Multi-WAN Caveats and Considerations¶
This section contains the caveats and considerations specific to multi-WAN in pfSense® software.
Multiple WANs sharing a single gateway IP¶
Because of the way pf handles multi-WAN connections, traffic can only be directed using the gateway IP address of a circuit, which is fine for most scenarios. If the firewall has multiple connections on the same ISP using the same subnet and gateway IP address, as is common when using multiple cable modems, an intermediate NAT device must be used on all but one of them so that pfSense sees each WAN gateway as a unique IP address.
When using the NAT device, it can be configured to forward all traffic back to pfSense which can help with using that WAN for other services. However, some protocols, such as VoIP, will have problem if they use a WAN with NAT in such a configuration.
If at all possible, contact the ISP and have them configure the WAN circuits such that they are in different subnets with different gateways.
One exception to this is a PPP type WAN such as PPPoE. PPP type WANs are capable of having the same gateway on multiple interfaces, but each gateway entry must be configured to use a different monitor IP address (See Monitor IP).
Multiple PPPoE WANs¶
When multiple PPPoE lines from the same ISP are present and the ISP supports Multi-Link PPPoE (MLPPP), it may be possible to bond the lines into a single aggregate link.
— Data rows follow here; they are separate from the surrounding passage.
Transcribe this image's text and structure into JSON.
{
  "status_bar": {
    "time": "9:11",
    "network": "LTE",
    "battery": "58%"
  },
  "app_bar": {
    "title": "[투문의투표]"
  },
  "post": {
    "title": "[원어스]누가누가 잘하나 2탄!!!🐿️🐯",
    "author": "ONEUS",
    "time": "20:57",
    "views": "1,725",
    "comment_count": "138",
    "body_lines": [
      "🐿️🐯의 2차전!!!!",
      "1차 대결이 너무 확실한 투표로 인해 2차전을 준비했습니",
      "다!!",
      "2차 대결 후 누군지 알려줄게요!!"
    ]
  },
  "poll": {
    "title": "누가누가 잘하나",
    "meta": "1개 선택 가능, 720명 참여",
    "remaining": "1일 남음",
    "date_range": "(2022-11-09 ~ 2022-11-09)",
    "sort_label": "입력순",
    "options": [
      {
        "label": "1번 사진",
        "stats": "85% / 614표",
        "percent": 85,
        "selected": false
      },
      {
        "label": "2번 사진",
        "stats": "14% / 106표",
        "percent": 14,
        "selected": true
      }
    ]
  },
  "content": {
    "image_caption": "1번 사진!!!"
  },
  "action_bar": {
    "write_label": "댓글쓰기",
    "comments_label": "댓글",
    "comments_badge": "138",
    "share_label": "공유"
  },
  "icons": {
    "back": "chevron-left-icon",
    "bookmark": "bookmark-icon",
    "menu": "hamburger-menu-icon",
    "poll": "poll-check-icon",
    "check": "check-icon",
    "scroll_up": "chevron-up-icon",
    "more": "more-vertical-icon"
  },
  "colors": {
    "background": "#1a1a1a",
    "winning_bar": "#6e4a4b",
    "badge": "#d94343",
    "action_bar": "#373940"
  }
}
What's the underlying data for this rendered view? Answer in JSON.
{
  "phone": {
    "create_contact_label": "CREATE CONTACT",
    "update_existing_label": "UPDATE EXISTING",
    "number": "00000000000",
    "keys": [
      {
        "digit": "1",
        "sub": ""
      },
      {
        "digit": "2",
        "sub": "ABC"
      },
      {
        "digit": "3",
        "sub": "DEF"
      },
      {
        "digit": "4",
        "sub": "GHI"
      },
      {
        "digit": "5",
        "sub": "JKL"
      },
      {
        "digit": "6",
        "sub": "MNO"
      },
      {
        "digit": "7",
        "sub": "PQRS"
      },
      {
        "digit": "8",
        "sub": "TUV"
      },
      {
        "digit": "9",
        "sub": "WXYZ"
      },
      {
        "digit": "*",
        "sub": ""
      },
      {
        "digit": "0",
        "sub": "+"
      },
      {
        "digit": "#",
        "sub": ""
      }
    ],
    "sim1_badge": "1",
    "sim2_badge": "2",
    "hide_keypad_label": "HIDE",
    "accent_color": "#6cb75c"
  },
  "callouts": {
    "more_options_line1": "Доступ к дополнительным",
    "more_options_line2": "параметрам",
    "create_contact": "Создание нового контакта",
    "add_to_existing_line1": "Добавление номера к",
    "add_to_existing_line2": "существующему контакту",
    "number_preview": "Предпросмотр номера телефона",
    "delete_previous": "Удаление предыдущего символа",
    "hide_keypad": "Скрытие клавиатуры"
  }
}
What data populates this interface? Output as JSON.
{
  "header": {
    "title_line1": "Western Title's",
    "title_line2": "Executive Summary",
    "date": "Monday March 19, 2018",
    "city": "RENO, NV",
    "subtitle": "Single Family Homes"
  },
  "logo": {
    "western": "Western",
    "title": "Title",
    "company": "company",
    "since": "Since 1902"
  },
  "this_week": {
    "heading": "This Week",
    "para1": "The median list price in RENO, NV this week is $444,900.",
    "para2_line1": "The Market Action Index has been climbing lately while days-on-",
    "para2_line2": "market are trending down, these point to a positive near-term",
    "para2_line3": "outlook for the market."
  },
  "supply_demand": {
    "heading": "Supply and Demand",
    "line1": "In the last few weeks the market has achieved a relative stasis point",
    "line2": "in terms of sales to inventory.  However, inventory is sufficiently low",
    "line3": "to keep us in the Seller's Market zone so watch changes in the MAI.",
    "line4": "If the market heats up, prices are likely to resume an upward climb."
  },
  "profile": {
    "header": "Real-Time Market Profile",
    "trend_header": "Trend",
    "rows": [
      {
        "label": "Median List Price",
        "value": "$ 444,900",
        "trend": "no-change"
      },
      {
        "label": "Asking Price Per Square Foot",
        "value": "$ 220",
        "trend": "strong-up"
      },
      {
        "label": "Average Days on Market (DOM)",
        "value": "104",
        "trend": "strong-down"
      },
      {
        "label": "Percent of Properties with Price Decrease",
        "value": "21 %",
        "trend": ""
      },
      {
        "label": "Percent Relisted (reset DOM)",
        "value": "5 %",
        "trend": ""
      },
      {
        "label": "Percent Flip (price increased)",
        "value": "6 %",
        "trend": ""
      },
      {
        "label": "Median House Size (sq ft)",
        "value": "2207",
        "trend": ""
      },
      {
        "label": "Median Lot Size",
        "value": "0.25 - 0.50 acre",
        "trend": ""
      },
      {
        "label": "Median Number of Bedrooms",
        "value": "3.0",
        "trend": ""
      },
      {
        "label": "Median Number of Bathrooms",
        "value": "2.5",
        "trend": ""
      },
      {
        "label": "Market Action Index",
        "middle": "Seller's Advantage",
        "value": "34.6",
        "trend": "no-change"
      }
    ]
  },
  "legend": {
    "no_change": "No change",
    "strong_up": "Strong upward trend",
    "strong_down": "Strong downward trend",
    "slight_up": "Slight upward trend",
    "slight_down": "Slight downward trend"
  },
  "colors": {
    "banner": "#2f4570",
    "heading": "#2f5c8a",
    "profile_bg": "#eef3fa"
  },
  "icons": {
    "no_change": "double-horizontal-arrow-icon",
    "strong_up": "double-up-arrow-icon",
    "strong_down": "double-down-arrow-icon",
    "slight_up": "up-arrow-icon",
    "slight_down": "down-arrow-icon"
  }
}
This bonded link has total bandwidth of all lines together in a single WAN as seen by pfSense. Configuration of MLPPP is covered in Multi-Link PPPoE (MLPPP).
Local Services and Multi-WAN¶
There are some considerations with local services and multi-WAN, since any traffic initiated from the firewall itself will not be affected by policy routing configured on internal interface rules. Traffic from the firewall itself always follows the system’s routing table. Hence static routes are required under some circumstances when using additional WAN interfaces, otherwise only the WAN interface with the default gateway would be used.
In the case of traffic initiated on the Internet destined for any WAN interface, pfSense automatically uses pf’s reply-to directive in all WAN-type interface rules, which ensures the reply traffic is routed back out the correct WAN interface.
The default settings for the DNS Resolver require Default Gateway Switching to work properly with Multi-WAN. See Default Gateway Switching for details. As an alternative to using default gateway switching, a few changes can be made to make the DNS Resolver more accommodating to Multi-WAN, including enabling forwarding mode. The details are described later in this chapter.
The DNS servers used by the DNS forwarder must have gateways defined if they use an OPT WAN interface, as described later in this chapter. There are no other caveats to DNS forwarder in multi-WAN environments.
DynDNS entries can be set using a gateway group for their interface. This will move a DynDNS entry between WANs in failover mode, allowing a public hostname to shift from one WAN to another in case of failure.
IPsec is fully compatible with multi-WAN. A static route is automatically added for the remote tunnel peer address pointing to the specified WAN gateway to ensure the firewall sends traffic out the correct path when it initiates a connection. For mobile connections, the client always initiates the connection, and the reply traffic is correctly routed by the state table.
An IPsec tunnel may also be set using a gateway group as its interface for failover. This is discussed further in Multi-WAN Environments.
OpenVPN multi-WAN capabilities are described in OpenVPN and Multi-WAN. Like IPsec, it can use any WAN or a gateway group.